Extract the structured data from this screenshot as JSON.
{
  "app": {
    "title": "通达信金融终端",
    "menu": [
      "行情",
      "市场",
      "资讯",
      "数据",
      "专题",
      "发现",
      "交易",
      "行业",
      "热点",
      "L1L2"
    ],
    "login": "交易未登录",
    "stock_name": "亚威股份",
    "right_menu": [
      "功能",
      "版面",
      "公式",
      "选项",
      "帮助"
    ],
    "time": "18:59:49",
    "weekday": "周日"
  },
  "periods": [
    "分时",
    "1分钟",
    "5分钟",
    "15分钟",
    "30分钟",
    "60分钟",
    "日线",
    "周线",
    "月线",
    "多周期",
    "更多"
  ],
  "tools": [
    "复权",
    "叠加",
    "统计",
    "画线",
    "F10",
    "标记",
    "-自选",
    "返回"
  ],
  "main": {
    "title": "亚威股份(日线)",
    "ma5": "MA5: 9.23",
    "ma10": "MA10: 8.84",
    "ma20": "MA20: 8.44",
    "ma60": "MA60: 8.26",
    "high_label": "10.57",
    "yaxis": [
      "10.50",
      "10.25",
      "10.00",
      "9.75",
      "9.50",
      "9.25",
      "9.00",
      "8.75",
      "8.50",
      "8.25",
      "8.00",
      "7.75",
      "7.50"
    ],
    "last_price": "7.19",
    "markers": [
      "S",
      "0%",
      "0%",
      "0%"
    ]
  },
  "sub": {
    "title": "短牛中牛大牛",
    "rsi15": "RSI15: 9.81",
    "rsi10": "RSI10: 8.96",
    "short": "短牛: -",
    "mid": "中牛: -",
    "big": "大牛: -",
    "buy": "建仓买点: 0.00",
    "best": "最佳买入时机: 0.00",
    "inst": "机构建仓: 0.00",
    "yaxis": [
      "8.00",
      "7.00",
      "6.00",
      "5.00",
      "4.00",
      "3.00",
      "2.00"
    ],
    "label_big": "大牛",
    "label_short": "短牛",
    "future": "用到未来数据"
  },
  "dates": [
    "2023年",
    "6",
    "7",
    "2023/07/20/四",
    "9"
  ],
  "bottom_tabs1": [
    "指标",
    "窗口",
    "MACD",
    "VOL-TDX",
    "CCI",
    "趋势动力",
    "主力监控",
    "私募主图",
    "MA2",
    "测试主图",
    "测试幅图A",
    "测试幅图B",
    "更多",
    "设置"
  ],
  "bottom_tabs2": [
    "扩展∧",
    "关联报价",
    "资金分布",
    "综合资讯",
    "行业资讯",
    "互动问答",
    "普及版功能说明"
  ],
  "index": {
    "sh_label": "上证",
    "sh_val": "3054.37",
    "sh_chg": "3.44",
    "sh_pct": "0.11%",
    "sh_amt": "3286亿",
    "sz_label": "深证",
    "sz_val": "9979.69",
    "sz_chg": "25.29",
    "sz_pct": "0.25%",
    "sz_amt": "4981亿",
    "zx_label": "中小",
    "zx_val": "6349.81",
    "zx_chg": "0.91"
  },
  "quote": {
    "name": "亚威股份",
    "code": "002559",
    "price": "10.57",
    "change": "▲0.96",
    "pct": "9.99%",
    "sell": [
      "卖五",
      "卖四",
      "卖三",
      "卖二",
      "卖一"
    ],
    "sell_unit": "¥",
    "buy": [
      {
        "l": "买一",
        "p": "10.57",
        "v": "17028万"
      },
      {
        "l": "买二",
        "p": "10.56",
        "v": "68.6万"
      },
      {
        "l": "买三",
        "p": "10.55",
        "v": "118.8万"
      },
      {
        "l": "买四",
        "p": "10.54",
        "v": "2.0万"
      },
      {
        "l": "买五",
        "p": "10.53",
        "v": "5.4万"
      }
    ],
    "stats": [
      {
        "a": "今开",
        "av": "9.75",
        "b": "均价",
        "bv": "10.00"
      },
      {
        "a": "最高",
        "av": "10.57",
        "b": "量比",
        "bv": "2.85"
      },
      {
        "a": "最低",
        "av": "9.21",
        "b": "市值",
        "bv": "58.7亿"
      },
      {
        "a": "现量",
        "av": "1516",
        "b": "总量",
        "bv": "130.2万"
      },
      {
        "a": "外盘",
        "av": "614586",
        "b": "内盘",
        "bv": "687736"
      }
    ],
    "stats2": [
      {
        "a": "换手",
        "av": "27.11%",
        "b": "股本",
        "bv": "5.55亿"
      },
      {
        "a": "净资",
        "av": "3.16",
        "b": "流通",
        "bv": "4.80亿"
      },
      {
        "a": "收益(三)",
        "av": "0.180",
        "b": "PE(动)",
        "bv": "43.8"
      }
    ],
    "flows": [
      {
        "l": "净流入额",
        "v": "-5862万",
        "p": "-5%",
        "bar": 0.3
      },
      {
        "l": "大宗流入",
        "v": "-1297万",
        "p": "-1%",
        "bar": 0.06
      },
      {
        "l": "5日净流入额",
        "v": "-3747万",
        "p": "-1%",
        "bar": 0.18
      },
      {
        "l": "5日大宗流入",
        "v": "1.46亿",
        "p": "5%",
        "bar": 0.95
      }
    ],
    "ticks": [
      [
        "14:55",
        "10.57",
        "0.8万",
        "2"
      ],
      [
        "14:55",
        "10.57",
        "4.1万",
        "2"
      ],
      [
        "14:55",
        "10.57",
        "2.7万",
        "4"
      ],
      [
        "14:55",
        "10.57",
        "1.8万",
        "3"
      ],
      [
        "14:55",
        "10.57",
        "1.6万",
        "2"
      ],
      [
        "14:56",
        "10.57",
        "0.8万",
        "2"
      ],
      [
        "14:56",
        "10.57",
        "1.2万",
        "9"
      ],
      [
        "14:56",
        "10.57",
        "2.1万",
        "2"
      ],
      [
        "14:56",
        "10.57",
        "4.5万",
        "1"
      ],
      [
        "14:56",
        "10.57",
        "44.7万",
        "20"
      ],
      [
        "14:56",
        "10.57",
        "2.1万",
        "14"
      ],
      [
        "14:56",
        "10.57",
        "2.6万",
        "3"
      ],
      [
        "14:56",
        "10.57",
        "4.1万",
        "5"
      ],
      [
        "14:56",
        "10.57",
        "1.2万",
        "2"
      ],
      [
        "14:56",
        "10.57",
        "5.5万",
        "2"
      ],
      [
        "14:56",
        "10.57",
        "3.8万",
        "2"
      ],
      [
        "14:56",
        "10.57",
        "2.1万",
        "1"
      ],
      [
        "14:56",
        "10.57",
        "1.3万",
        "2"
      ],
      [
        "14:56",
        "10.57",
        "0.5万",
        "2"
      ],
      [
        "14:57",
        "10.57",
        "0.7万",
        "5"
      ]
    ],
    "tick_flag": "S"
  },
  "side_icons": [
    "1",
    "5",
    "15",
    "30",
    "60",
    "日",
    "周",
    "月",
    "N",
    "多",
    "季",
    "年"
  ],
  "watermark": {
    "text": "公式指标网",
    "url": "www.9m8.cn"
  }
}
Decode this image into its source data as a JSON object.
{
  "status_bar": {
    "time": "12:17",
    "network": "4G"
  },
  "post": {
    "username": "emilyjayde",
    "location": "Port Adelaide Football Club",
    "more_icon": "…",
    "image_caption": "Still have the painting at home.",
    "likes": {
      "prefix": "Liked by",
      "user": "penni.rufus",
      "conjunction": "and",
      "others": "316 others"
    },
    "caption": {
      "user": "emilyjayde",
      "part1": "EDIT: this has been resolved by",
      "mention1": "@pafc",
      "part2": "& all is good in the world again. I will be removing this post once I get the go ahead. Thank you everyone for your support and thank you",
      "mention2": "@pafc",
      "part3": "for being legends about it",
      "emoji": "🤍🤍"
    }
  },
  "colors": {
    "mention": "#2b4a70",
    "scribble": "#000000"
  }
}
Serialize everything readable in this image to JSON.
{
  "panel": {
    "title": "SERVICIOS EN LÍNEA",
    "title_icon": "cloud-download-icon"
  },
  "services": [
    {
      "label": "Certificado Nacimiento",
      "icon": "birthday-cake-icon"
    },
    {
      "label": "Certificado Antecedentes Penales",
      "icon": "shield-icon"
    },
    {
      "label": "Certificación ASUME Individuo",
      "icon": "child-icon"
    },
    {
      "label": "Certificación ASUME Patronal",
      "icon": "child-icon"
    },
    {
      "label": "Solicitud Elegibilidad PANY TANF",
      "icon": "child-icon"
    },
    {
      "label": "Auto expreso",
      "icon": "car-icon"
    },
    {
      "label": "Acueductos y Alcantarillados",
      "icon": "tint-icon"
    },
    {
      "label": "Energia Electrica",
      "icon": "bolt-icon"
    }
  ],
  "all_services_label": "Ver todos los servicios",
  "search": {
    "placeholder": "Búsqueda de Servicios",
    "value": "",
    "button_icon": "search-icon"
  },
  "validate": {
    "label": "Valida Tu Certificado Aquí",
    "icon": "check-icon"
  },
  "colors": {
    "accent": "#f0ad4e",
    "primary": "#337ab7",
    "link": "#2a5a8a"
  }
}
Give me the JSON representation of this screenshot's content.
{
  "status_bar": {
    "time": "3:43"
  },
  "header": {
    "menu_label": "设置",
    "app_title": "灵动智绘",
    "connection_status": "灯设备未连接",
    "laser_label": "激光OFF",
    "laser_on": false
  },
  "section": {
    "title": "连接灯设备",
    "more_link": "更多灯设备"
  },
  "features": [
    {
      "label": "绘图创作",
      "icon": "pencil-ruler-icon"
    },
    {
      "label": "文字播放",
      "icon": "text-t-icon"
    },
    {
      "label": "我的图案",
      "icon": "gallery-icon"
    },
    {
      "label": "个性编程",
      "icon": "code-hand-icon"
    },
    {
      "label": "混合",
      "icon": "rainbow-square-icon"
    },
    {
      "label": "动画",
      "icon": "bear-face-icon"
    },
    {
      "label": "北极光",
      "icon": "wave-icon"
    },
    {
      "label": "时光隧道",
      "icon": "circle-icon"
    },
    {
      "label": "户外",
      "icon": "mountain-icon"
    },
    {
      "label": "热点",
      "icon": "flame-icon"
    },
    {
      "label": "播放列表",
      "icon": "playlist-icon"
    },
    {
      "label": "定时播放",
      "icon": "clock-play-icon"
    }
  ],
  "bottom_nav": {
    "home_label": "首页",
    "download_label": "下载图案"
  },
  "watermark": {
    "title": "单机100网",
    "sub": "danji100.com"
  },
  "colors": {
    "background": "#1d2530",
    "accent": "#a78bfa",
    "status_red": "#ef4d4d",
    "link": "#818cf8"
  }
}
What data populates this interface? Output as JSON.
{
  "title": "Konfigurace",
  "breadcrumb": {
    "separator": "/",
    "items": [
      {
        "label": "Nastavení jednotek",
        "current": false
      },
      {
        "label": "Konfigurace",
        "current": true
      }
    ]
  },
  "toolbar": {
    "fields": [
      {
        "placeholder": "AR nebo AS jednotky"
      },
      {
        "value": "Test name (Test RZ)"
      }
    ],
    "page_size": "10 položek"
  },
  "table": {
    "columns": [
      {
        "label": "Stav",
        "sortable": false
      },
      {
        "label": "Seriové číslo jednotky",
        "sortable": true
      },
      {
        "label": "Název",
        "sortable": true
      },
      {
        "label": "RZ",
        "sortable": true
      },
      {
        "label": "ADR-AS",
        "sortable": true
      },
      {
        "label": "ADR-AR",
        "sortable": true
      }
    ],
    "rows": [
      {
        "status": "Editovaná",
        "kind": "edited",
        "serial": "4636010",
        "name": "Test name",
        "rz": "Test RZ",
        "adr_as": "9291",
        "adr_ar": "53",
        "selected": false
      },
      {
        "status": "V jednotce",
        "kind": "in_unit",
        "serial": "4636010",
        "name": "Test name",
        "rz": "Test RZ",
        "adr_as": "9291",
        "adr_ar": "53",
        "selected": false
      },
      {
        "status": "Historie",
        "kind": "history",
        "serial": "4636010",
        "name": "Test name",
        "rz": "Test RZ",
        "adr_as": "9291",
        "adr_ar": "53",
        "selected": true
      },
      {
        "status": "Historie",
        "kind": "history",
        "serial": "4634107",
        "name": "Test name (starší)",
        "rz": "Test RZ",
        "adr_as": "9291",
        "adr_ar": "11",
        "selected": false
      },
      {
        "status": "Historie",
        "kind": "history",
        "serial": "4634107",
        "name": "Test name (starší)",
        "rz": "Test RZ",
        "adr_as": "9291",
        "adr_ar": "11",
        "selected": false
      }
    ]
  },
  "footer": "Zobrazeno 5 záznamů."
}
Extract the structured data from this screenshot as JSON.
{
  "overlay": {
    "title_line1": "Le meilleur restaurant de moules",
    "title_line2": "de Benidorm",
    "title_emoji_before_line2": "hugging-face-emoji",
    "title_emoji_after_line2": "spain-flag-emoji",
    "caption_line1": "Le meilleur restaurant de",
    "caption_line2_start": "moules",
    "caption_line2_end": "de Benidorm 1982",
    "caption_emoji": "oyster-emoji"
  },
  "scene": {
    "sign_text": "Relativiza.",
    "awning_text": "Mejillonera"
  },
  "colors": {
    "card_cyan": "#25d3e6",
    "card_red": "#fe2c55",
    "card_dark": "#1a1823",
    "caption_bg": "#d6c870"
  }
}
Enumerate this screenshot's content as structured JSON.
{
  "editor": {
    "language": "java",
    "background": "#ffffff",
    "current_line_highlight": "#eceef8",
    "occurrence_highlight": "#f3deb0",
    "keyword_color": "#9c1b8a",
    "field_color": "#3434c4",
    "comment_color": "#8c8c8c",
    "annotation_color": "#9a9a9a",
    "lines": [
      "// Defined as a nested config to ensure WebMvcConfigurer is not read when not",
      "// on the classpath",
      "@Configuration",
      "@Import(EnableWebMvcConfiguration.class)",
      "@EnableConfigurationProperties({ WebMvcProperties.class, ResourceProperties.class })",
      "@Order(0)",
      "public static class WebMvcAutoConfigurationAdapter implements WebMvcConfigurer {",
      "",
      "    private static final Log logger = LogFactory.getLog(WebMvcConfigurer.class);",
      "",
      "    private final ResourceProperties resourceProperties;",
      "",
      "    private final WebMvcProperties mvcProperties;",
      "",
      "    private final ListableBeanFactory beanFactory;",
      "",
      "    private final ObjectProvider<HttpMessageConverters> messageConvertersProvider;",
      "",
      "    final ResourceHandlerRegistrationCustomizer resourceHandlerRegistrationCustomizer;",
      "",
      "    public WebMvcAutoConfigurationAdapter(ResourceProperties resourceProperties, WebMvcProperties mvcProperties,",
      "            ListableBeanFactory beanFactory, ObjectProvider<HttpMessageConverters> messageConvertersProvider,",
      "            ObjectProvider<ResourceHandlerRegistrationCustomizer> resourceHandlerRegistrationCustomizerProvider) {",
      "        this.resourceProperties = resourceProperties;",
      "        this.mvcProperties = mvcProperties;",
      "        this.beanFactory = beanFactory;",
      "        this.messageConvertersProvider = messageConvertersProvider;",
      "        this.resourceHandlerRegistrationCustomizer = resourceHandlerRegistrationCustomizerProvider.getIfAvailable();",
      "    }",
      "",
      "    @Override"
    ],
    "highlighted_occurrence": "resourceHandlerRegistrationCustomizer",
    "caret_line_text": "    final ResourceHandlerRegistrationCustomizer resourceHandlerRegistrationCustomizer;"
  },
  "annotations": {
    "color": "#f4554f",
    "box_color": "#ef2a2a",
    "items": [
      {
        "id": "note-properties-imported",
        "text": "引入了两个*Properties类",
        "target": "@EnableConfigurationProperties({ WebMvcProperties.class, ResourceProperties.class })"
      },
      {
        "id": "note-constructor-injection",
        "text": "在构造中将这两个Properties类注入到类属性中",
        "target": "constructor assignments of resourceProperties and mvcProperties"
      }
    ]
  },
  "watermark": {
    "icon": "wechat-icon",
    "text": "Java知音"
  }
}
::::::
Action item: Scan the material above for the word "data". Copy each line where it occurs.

Worked solution:
Extract the structured data from this screenshot as JSON.
Decode this image into its source data as a JSON object.
What data populates this interface? Output as JSON.
Extract the structured data from this screenshot as JSON.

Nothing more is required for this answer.